__What you are asked to do__
Each line below should be restated word for word.
___ Dataset content
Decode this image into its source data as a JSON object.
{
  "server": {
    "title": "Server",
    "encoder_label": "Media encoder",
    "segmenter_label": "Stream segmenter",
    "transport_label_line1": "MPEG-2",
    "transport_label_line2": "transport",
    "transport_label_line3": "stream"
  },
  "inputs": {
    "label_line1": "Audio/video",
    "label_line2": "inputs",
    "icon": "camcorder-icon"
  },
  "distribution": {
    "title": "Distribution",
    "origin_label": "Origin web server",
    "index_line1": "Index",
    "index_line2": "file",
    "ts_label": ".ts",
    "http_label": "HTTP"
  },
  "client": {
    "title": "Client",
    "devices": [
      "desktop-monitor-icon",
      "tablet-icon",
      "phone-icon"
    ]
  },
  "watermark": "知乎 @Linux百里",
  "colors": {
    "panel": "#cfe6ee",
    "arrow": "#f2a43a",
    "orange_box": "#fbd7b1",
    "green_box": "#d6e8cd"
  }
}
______
__Result below__
Decode this image into its source data as a JSON object.
{
  "server": {
    "title": "Server",
    "encoder_label": "Media encoder",
    "segmenter_label": "Stream segmenter",
    "transport_label_line1": "MPEG-2",
    "transport_label_line2": "transport",
    "transport_label_line3": "stream"
  },
  "inputs": {
    "label_line1": "Audio/video",
    "label_line2": "inputs",
    "icon": "camcorder-icon"
  },
  "distribution": {
    "title": "Distribution",
    "origin_label": "Origin web server",
    "index_line1": "Index",
    "index_line2": "file",
    "ts_label": ".ts",
    "http_label": "HTTP"
  },
  "client": {
    "title": "Client",
    "devices": [
      "desktop-monitor-icon",
      "tablet-icon",
      "phone-icon"
    ]
  },
  "watermark": "知乎 @Linux百里",
  "colors": {
    "panel": "#cfe6ee",
    "arrow": "#f2a43a",
    "orange_box": "#fbd7b1",
    "green_box": "#d6e8cd"
  }
}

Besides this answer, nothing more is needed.